This past week I focused on converting my (essentially) finished thesis into presentation-ready media—a poster for my panel presentation next week at the Festival of Scholars and a PowerPoint for my thesis defense this morning. Distilling a 50 page paper into the minimal text (and fretting over aesthetics and positioning) was a surprisingly time-intensive task. Despite my intentions to create a somewhat minimalist design, I ended up including quite a bit of text in the poster. I included my two main graphics (edited to increase legibility on the poster and align with my chosen font), my methodology for obtaining those graphics, a brief description of what I found through the investigation of planning documents, a barebones background, and a schematic of the implications. While I toyed with the idea of a more thematic/topical poster, ala Gabby Henrie’s poster from a couple years ago, my presentation of quantitative results forced a design more reflective of hard science poster norms. Unlike in previous poster designs, I stayed away from explicitly labeling sections according to their rigid format (e.g. the background, results, implications), opting for more descriptive titles, which I think makes it a little more compelling and slightly easier to grasp the main thrust of my argument at a glance. I mostly hewed to the traditional 3-column poster design, with a relatively linear progression and organization (top-down flow within each column, moving through the columns left to right). I paid special attention to the balance between color and white space, attempting to subtly inject orange themes into a clean and readable design.
The other big part of this week was my thesis defense, the presentation to my thesis committee. My PowerPoint is posted below:
The thesis defense went quite well (after some starting mishaps around not knowing that the projector’s HDMI port was in the floor and running over to IT to chase down a cable to plug directly into the projector)—I got awarded honors! Reconfiguring my investigation into a 15-20 minute presentation involved some rethinking of how to concisely convey the background information. While I used an extensive history of urban planning to situate my arguments in the paper, sketching out the parallels and contrasts between modernism and contemporary urbanism to contextualize and explain the emergence of gentrification, I couldn’t exactly do this in the allotted time. Instead, I jumped right into neoliberalism as it pertains to cities, followed by a brief description of gentrification and gentrification theories and then moving into smart growth. Even this limited contextualization proved to be too long, as I ended up spending about 15 minutes on the background, forcing me to speed through the rest of the presentation and ultimately going over the given time. While this wasn’t a huge issue for the thesis defense, I will definitely need to tighten up the background for my panel presentation at the Festival of Scholars next week. Another issue to work through is the balance of planning context and my quantitative results—my sense is that the contextual information is more engaging than detailing the exact structure and findings of my regression analysis, though I also need to adequately explain my own original research.

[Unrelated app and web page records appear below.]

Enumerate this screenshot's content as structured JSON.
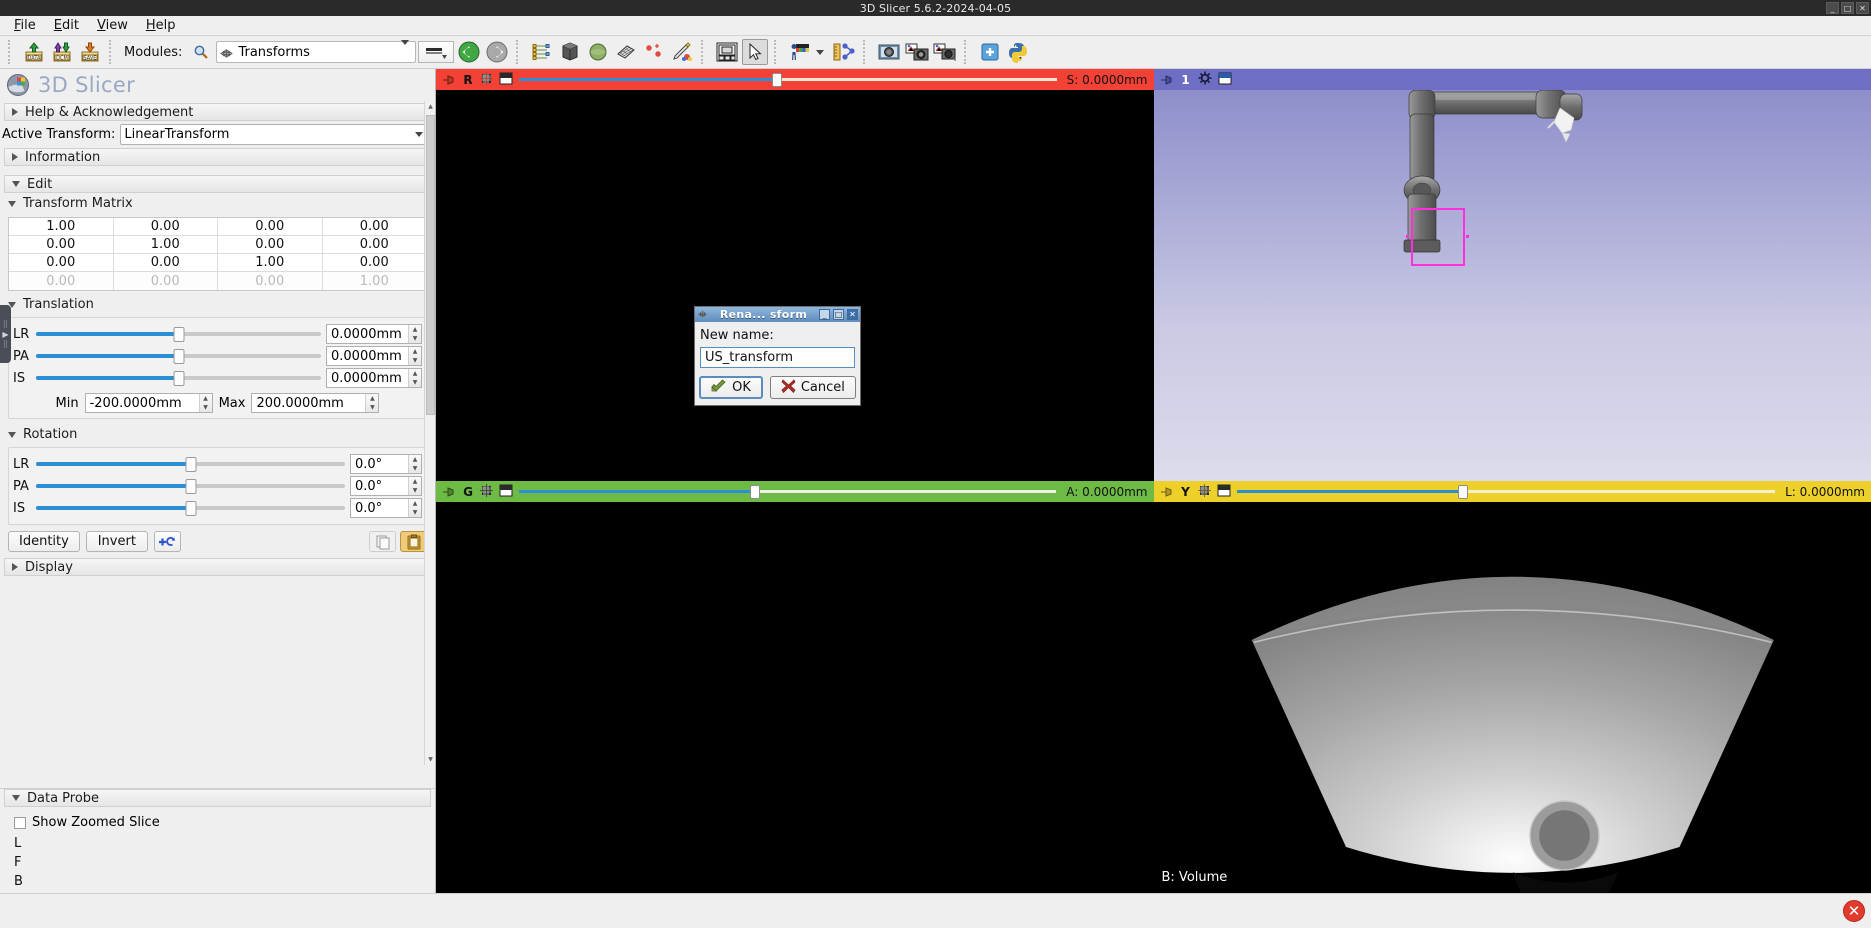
{
  "window": {
    "title": "3D Slicer 5.6.2-2024-04-05",
    "min": "_",
    "max": "□",
    "close": "✕"
  },
  "menubar": {
    "items": [
      "File",
      "Edit",
      "View",
      "Help"
    ]
  },
  "toolbar": {
    "modules_label": "Modules:",
    "search_icon": "search-icon",
    "module_selected": "Transforms",
    "icons": [
      "load-data-icon",
      "load-dicom-icon",
      "save-data-icon",
      "module-favorites-icon",
      "previous-module-icon",
      "next-module-icon",
      "subject-hierarchy-icon",
      "volume-rendering-icon",
      "models-icon",
      "segmentations-icon",
      "markups-icon",
      "annotations-icon",
      "layout-icon",
      "mouse-mode-pointer-icon",
      "color-icon",
      "ruler-markups-icon",
      "screenshot-icon",
      "scene-views-icon",
      "capture-icon",
      "extensions-icon",
      "python-console-icon"
    ]
  },
  "branding": {
    "name": "3D Slicer",
    "logo": "slicer-logo-icon"
  },
  "module_panel": {
    "help_section": "Help & Acknowledgement",
    "active_transform_label": "Active Transform:",
    "active_transform_value": "LinearTransform",
    "information_section": "Information",
    "edit_section": "Edit",
    "transform_matrix_section": "Transform Matrix",
    "matrix": [
      [
        "1.00",
        "0.00",
        "0.00",
        "0.00"
      ],
      [
        "0.00",
        "1.00",
        "0.00",
        "0.00"
      ],
      [
        "0.00",
        "0.00",
        "1.00",
        "0.00"
      ],
      [
        "0.00",
        "0.00",
        "0.00",
        "1.00"
      ]
    ],
    "translation_section": "Translation",
    "translation": [
      {
        "axis": "LR",
        "value": "0.0000mm",
        "pct": 50
      },
      {
        "axis": "PA",
        "value": "0.0000mm",
        "pct": 50
      },
      {
        "axis": "IS",
        "value": "0.0000mm",
        "pct": 50
      }
    ],
    "min_label": "Min",
    "min_value": "-200.0000mm",
    "max_label": "Max",
    "max_value": "200.0000mm",
    "rotation_section": "Rotation",
    "rotation": [
      {
        "axis": "LR",
        "value": "0.0°",
        "pct": 50
      },
      {
        "axis": "PA",
        "value": "0.0°",
        "pct": 50
      },
      {
        "axis": "IS",
        "value": "0.0°",
        "pct": 50
      }
    ],
    "identity_button": "Identity",
    "invert_button": "Invert",
    "split_button_icon": "split-transform-icon",
    "copy_button_icon": "copy-icon",
    "paste_button_icon": "paste-icon",
    "display_section": "Display"
  },
  "data_probe": {
    "section": "Data Probe",
    "show_zoomed_slice_label": "Show Zoomed Slice",
    "show_zoomed_slice_checked": false,
    "lines": [
      "L",
      "F",
      "B"
    ]
  },
  "views": {
    "red": {
      "pin_icon": "pin-icon",
      "label": "R",
      "visibility_icon": "slice-visibility-icon",
      "layout_icon": "slice-layout-icon",
      "offset_text": "S: 0.0000mm",
      "slider_pct": 48
    },
    "green": {
      "pin_icon": "pin-icon",
      "label": "G",
      "visibility_icon": "slice-visibility-icon",
      "layout_icon": "slice-layout-icon",
      "offset_text": "A: 0.0000mm",
      "slider_pct": 44
    },
    "yellow": {
      "pin_icon": "pin-icon",
      "label": "Y",
      "visibility_icon": "slice-visibility-icon",
      "layout_icon": "slice-layout-icon",
      "offset_text": "L: 0.0000mm",
      "slider_pct": 42
    },
    "threeD": {
      "pin_icon": "pin-icon",
      "label": "1",
      "settings_icon": "gear-icon",
      "maximize_icon": "maximize-view-icon",
      "scene_description": "robotic-ultrasound-probe-arm"
    },
    "volume": {
      "corner_label": "B: Volume",
      "scene_description": "ultrasound-fan-volume-render"
    }
  },
  "dialog": {
    "title": "Rena...  sform",
    "icon": "transform-icon",
    "min_btn": "_",
    "max_btn": "□",
    "close_btn": "✕",
    "label": "New name:",
    "input_value": "US_transform",
    "ok_button": "OK",
    "cancel_button": "Cancel",
    "ok_icon": "ok-check-icon",
    "cancel_icon": "cancel-x-icon"
  },
  "statusbar": {
    "error_icon": "error-badge-icon",
    "error_glyph": "✕"
  },
  "colors": {
    "red_slice": "#f34235",
    "green_slice": "#6dbb45",
    "yellow_slice": "#edd12a",
    "threeD_bar": "#6e6fc4",
    "slider_fill": "#2a8fd4",
    "magenta_roi": "#ff2fe0",
    "brand_text": "#9aa8c4"
  }
}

After the presentation came questions from the committee members. Nate posed the question of how the contradiction in transit planning that I highlight might be better understood by incorporating the perspectives and motivations of homebuyers. He cited the paper’s somewhat lopsided examination of the contradictions of transit planning through the understandings and actions of planners as the only real flaw/gap within the research. While this was somewhat outside the scope of my research questions, his modest critique was that ethnographic research would create a fuller account of how transit planning functions within an actor-network—that homeownership is increasingly seen as a short-term speculative commodity in which proximity to transit may be valued purely for the exchange value purposes. I do address this briefly in my conclusion, discussing how transit functions as simply an amenity, conveying value via speculation about how market actors collectively value it. This discussion is, however, at a quite coarse scale. Jim and Liz then asked me to reflect on how I arrived at my thesis/my journey within Environmental Studies (in terms of developing theoretical sophistication and technical skills) and on who I would want to convey this research to. I explained that courses I’d taken within the Political Economy minor had given me a strong conceptual footing; that my technical skills (in terms of regression analysis and GIS) were mostly self-taught, via internet resources and academic writing; and that my experience with OPAL primed me for thinking about Portland’s transit investments as being in service of the local growth machine. I answered that I would hope to convey my research to local left-leaning political groups (like OPAL and the Community Alliance of Tenants, among others), to help disseminate the notion that activists should push for affordable housing wherever amenity investment strategies are deployed.